Task requirements: Each line of the listing below containing the word "caption" should be returned.

Records for the task:
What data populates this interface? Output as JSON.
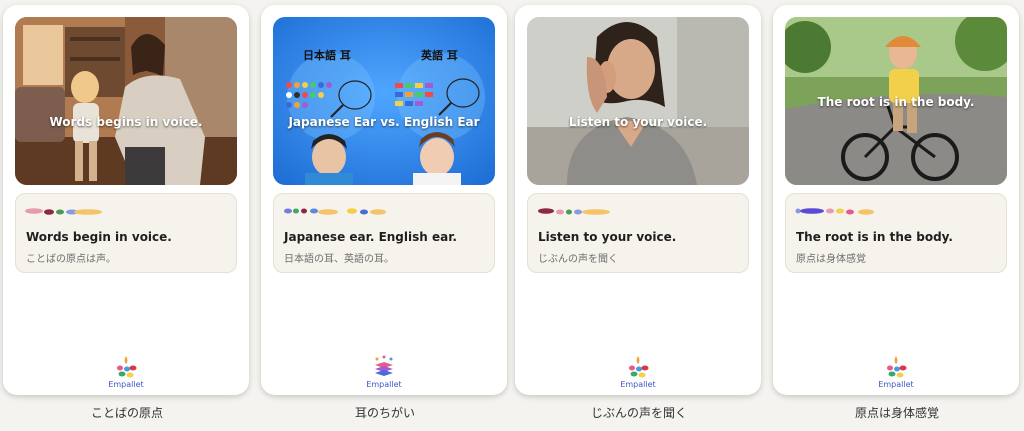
{
  "cards": [
    {
      "overlay": "Words begins in voice.",
      "title": "Words begin in voice.",
      "subtitle": "ことばの原点は声。",
      "logo": "Empallet",
      "caption": "ことばの原点"
    },
    {
      "overlay": "Japanese Ear vs. English Ear",
      "labels": {
        "left": "日本語 耳",
        "right": "英語 耳"
      },
      "title": "Japanese ear. English ear.",
      "subtitle": "日本語の耳、英語の耳。",
      "logo": "Empallet",
      "caption": "耳のちがい"
    },
    {
      "overlay": "Listen to your voice.",
      "title": "Listen to your voice.",
      "subtitle": "じぶんの声を聞く",
      "logo": "Empallet",
      "caption": "じぶんの声を聞く"
    },
    {
      "overlay": "The root is in the body.",
      "title": "The root is in the body.",
      "subtitle": "原点は身体感覚",
      "logo": "Empallet",
      "caption": "原点は身体感覚"
    }
  ]
}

Problem solution:
      "caption": "ことばの原点"
      "caption": "耳のちがい"
      "caption": "じぶんの声を聞く"
      "caption": "原点は身体感覚"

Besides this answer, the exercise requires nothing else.